So how could all of this have been avoided?  We start with PLANNED Drop It training when the kids aren’t around.

The “Drop-It” command is a simple task to teach, and can be accomplished using one of their simple rope toys:

  1. Get them interested in a toy by playing with it with them.
  2. Once they are engaged in the play, bring the hand holding the toy closer to your body to stabilize it and hold it still…. This ‘discontinues’ the ‘tug’ action of the game.
  3. Grasp the toy with your free hand right in front of their mouth, and start creeping your hand forward, all the while saying, “Drop-It”. This forces them to lose their grip on the toy.
  4. As soon as they do, praise them, and begin again.

Essentially what this does is show them that you are not just taking the item away from them (which can create some ‘possession aggression’) but rather that the game can continue…. but only if they drop the item when you tell them to.

Now, let’s revisit that scenario.  To start with, during the early training stages with your dog, the leash needs to be a vital part of his everyday life.
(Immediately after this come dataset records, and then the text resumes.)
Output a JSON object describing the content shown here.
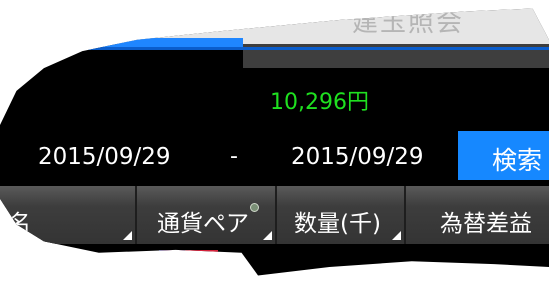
{
  "header": {
    "title": "建玉照会"
  },
  "summary": {
    "amount": "10,296円"
  },
  "date_range": {
    "from": "2015/09/29",
    "separator": "-",
    "to": "2015/09/29"
  },
  "search_button": {
    "label": "検索"
  },
  "table": {
    "columns": [
      {
        "label": "銘柄名"
      },
      {
        "label": "通貨ペア"
      },
      {
        "label": "数量(千)"
      },
      {
        "label": "為替差益"
      }
    ]
  },
  "colors": {
    "accent": "#1f86ff",
    "amount_green": "#1fe020",
    "button_blue": "#1688ff"
  },
  "icons": {
    "row_flag": "us-flag-icon",
    "sort": "sort-triangle-icon"
  }
}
Leash equals control.

  • Dog grabs remote, but since the leash was on, you can step on it and then reel him back in!
  • You have already taught the dog the ‘drop it’ command so the kids never see you reach into his mouth to retrieve the item.
  • You can calmly tell the dog to drop it, they do, you praise them, and the moment is done.

Now, the biggest difference between “Drop-It” and “Leave-It” is that Drop It is used when they already have the item they are not supposed to have, while Leave It teaches them not to pick it up in the first place! To teach “Leave-It” we use desirable ‘training traps’ (things that your dog loves to grab) and the leash. Throw the item on the floor, and when they run to grab it, give a quick, firm tug on the leash and say Leave-It!”. Continue doing this until you can drop the item and they do not lunge forward to get it.

Leave-It is especially important for the safety of BOTH the kids and the dog…. if you accidentally drop a pill on the floor, with the Leave-It command, they will not lunge for it. Also, if your child is eating and they drop a piece of food, using the Leave-It command will avoid the dog racing to grab it, and more importantly, the child reaching into their mouths to get it back!

My last piece of advice…. If you have not had the option to teach them yet what ‘Drop It’ or ‘Leave-It’ means and how it is done, and Fido gets ahold of something you do not want him to have, Distraction is always a great alternative. Grab a very high-value treat (a piece of cheese, a piece of hot dog, etc.) something they do not get often, but they will choose over a tasteless remote. Start off standing still and show it to them, and if they do not come immediately, take tiny steps backwards (movement is very interesting to dogs and gets their attention quicker… moving away from them means they should follow or they may miss out on that treat) Try to make it a treat or an item that they can’t gobble up in one bite, giving them ample time to return to the discarded item faster than you can. What you do not want is a race back to the original item…. I can pretty much guarantee they’ll get back there first.

I also want to note that this last piece of advice should be used as an emergency back-up plan, and not a go-to plan of action. The reason being we do not want the dog to learn that if they want a good high-quality treat, all they need to do is grab something they re not supposed to have, and we’ll replace it with something awesome!!

Being one step ahead of a potential disaster is always preferable to the alternative! So teaching your dog these basic manners when the kids are not present will keep everyone safe, happy and healthy!!!